The age of biometrics is here. And ATMs are riding the crest of the wave. What has made this possible, however, is Aadhaar.

Saturday, September 10, 2016

Amen’ initiative in Jerusalem to connect people of all faiths amid troubling times

Amen’ initiative in Jerusalem to connect people of all faiths amid troubling times

#Amen seeks to bring together Christians, Jews and Muslims who share a belief in one God and a boundless love for Jerusalem to dialogue, study, sing and pray together

#JERUSALEM Christians, Jews and Muslims are uniting in an unprecedented and potentially historic #interfaith prayer and spiritual gathering in Jerusalem called “Amen – A House of Prayer For All Believers.”Amen will be open through September 11.

Intended to create a single home for the world’s three major religions, “Amen” is playing a featured part in the 2016 Mekudeshet Festival from Sept. 4-23 that is harnessing the city’s ancient powers to inspire artists, musicians and cultural figures from around the world to redefine their art and traditions and connect amid troubling times. Amen seeks to bring together Christians, Jews and Muslims who share a belief in one God and a boundless love for Jerusalem to dialogue, study, sing and pray together in one temporary house of worship. “We will study, argue – yes, this is also allowed – and pray – together and alone. We will see if it is possible, despite all the corporeal difficulties and earthly obstacles, to create a new reality,” said Mekudeshet Artistic Director Itay Mautner. Amen culminates a months-long series of discussions among representatives of the three religions, who cooperated to design the shared house of prayer. The venue, the Alpert Youth Music Center of Jerusalem in the Hinnom Valley, is open from morning to night, with meetings and preparations for prayer taking place at 10 a.m., 6 p.m., and 8 p.m. daily throughout the week in Arabic, Hebrew and Coptic.

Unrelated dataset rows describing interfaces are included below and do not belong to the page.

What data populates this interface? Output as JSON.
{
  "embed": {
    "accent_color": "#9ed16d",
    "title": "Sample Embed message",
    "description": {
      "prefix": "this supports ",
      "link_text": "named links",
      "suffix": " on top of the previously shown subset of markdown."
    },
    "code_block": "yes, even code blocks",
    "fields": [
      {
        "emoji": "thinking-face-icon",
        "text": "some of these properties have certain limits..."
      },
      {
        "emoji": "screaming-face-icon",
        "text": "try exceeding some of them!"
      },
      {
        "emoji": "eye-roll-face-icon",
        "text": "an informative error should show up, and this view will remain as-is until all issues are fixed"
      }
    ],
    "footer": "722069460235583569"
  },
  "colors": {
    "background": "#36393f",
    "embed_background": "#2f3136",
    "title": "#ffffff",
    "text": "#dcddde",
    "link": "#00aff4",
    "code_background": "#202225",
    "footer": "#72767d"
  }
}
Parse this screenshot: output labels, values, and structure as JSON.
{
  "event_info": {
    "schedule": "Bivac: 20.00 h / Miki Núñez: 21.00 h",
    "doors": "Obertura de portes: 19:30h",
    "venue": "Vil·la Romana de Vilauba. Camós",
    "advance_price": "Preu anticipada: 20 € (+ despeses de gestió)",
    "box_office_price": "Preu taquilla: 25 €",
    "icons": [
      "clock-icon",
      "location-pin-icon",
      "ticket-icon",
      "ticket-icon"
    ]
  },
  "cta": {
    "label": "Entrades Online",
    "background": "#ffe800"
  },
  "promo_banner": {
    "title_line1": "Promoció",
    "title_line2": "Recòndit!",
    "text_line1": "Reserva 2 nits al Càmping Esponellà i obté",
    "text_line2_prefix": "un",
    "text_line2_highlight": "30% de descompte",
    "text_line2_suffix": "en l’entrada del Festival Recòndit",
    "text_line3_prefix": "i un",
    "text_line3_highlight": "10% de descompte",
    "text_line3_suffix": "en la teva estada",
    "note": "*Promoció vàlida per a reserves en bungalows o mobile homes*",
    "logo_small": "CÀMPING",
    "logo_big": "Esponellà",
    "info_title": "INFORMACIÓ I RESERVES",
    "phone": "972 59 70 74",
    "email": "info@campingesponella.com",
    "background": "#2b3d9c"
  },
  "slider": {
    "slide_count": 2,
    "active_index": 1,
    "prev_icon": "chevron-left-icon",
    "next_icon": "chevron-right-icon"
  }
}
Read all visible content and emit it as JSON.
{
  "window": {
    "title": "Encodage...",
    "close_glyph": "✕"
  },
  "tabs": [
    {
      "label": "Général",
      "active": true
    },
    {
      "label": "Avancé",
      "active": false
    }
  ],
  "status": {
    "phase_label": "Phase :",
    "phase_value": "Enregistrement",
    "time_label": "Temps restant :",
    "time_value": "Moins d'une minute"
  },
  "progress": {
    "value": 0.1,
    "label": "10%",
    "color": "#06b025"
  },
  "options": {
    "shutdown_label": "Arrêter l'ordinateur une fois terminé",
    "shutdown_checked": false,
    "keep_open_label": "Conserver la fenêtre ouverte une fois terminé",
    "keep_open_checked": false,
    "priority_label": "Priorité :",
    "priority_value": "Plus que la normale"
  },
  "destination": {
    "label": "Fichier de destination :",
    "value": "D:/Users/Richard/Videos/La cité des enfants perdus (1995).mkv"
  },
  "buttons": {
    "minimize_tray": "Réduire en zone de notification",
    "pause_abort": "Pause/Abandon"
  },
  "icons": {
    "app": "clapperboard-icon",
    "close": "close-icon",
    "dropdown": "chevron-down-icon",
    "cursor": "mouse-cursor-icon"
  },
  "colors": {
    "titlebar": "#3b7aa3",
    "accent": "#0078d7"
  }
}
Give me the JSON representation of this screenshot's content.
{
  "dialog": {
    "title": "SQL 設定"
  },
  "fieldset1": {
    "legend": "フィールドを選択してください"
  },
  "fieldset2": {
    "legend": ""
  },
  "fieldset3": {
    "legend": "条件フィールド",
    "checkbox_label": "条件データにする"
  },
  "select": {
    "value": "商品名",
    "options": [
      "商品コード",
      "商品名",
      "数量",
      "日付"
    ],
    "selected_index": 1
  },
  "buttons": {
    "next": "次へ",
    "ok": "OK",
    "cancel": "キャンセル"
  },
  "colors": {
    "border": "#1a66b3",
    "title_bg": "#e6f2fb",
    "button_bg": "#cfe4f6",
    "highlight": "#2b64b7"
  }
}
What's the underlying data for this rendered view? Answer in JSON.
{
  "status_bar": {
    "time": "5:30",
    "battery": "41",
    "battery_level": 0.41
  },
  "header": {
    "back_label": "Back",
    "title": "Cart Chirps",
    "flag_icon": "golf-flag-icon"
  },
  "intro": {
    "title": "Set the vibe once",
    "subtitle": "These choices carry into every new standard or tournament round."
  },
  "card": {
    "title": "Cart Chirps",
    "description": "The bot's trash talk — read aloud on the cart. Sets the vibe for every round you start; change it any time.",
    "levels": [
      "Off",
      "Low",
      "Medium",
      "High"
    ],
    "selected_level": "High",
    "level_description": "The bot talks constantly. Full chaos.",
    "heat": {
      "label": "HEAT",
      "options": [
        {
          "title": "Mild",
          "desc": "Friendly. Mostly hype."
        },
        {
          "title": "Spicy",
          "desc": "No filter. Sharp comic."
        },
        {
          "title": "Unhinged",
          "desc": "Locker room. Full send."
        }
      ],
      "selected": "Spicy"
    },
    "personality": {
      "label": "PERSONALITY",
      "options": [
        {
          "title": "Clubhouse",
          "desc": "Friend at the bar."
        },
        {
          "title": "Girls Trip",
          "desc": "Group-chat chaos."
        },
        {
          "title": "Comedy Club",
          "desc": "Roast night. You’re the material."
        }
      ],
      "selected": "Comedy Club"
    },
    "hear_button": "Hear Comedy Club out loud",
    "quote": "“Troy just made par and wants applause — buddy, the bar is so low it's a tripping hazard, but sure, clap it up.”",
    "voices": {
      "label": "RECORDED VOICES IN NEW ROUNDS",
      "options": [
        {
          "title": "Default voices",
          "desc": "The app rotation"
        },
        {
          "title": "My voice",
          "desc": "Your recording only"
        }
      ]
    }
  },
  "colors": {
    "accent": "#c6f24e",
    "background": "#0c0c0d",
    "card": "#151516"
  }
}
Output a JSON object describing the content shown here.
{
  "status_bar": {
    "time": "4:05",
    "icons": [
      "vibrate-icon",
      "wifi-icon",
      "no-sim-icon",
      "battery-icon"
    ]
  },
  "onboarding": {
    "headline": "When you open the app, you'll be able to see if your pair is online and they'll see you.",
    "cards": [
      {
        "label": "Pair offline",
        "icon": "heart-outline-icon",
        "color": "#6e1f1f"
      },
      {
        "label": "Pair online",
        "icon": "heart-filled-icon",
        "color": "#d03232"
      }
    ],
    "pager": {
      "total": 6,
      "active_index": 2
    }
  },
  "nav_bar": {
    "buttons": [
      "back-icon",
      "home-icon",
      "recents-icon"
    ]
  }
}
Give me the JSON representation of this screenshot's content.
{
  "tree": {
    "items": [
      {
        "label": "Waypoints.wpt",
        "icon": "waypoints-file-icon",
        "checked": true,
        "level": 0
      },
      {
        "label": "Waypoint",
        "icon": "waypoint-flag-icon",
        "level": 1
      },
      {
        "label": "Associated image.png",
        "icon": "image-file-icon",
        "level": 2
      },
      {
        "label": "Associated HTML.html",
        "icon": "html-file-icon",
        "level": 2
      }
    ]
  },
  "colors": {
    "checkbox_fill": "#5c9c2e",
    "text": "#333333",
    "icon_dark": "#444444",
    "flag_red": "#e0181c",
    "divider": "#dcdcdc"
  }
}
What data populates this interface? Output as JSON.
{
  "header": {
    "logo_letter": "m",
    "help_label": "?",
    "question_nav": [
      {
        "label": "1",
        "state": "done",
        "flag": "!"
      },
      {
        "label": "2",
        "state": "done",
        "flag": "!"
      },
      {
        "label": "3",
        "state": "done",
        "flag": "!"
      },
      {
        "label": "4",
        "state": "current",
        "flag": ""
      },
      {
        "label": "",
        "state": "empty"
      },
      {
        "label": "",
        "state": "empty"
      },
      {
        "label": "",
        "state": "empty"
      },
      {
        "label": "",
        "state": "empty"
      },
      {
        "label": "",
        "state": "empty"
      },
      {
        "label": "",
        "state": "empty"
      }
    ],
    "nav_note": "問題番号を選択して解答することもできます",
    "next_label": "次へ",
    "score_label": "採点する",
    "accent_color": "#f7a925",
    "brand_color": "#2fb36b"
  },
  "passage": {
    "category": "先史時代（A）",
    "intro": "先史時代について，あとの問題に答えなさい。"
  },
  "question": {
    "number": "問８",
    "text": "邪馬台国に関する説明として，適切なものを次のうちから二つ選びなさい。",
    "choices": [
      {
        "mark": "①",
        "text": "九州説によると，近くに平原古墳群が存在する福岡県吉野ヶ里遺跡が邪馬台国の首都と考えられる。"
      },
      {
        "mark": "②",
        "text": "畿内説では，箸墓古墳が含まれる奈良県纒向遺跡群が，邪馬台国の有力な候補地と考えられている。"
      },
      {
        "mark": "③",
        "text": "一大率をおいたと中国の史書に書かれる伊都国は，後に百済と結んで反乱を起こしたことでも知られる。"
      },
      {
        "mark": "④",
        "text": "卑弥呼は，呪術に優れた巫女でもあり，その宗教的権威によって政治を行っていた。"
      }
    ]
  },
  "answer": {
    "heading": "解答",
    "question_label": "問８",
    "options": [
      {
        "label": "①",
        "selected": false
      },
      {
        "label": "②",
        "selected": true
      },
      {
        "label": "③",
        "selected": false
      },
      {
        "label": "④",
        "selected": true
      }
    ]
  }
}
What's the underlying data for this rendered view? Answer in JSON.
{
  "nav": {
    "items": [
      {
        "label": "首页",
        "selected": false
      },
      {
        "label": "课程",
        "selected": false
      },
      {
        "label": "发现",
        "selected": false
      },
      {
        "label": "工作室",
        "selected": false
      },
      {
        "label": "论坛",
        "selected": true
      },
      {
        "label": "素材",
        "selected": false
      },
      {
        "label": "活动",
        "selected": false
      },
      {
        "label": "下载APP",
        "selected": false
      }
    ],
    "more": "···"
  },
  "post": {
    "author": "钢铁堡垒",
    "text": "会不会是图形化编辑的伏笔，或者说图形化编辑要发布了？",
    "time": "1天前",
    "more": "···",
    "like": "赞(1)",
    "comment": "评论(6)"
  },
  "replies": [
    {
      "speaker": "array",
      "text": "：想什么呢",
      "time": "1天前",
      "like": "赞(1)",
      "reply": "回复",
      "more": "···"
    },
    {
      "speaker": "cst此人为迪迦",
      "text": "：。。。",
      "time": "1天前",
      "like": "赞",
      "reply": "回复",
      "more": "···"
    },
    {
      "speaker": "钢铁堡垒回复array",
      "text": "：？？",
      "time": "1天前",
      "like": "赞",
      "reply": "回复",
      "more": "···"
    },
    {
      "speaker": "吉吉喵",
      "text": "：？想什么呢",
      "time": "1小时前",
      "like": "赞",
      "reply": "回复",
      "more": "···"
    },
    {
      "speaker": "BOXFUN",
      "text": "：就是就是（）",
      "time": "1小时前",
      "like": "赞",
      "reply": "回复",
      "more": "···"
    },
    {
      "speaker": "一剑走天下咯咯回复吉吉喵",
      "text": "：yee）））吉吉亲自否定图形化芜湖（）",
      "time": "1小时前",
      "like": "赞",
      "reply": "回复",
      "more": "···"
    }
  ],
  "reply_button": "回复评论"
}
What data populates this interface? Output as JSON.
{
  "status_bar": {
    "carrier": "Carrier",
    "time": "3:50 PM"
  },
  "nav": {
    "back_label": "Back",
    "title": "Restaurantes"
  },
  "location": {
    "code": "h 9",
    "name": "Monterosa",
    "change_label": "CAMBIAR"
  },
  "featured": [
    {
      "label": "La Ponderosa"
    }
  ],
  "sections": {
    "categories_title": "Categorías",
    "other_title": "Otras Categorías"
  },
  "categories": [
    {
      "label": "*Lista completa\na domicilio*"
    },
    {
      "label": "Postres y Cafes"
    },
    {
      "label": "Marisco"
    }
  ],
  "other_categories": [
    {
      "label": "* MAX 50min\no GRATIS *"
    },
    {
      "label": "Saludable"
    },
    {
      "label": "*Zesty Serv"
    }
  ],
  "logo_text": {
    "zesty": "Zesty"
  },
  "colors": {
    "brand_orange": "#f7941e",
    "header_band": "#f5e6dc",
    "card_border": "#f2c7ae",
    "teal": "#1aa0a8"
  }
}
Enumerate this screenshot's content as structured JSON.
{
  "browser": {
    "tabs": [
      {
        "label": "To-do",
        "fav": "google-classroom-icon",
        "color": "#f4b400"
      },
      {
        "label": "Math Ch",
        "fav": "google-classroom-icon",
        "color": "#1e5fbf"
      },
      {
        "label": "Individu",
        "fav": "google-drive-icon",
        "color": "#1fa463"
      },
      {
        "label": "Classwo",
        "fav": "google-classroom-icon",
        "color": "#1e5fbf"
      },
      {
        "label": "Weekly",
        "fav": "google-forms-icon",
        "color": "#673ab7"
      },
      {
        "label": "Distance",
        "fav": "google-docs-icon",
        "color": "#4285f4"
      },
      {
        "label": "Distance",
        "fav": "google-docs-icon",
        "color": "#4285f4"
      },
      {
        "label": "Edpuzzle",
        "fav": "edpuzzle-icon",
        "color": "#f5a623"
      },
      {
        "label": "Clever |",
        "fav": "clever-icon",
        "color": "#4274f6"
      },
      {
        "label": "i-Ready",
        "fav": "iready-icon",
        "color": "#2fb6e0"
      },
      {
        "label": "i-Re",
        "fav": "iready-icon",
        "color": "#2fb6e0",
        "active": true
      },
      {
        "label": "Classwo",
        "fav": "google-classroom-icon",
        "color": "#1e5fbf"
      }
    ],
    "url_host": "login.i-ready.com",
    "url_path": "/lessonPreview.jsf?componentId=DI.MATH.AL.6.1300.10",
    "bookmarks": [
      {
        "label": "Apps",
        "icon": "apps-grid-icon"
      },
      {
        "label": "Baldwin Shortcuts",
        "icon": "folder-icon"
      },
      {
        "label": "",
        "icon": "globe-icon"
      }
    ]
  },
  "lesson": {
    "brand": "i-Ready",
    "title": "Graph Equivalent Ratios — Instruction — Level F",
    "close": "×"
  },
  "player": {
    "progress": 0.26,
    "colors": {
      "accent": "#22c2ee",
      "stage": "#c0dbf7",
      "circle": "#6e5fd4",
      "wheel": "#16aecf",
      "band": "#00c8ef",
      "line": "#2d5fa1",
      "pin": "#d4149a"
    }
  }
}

World Bank wants India’s ID body to share its experiences

World Bank wants India’s ID body to share its experiences

The World Bank has asked the Unique Identification Authority of India (UIDAI) to inform other countries on the benefits of the country’s biometrics-backed identity programme.

Nigeria has been the first country to send a delegation to learn about the process under the World Bank’s plan, and a Tanzanian one is expected this month, UIDAI chief executive Ajay Bhushan Pandey told the Economic Times.

"This is happening under the World Bank's Identification for Development (ID4D) initiative. We will offer all help to visiting countries by way of knowledge exchange," Pandey said.

The World Bank confirmed this to the newspaper.

"ID4D has sought the experience and lessons from UIDAI implementation to share learnings with interested countries".

A senior government official, on the condition of anonymity, told ET that the international interest in Aadhaar stems from the fact that India now has the biggest biometric identity database and has "leapfrogged" over the efforts of many other countries in Africa and Asia who do have a database of citizens, but in the form of paper-based register records.

"Countries are eager to know how a 104 crore-strong biometric database was built and will be used for determining identity,"he said.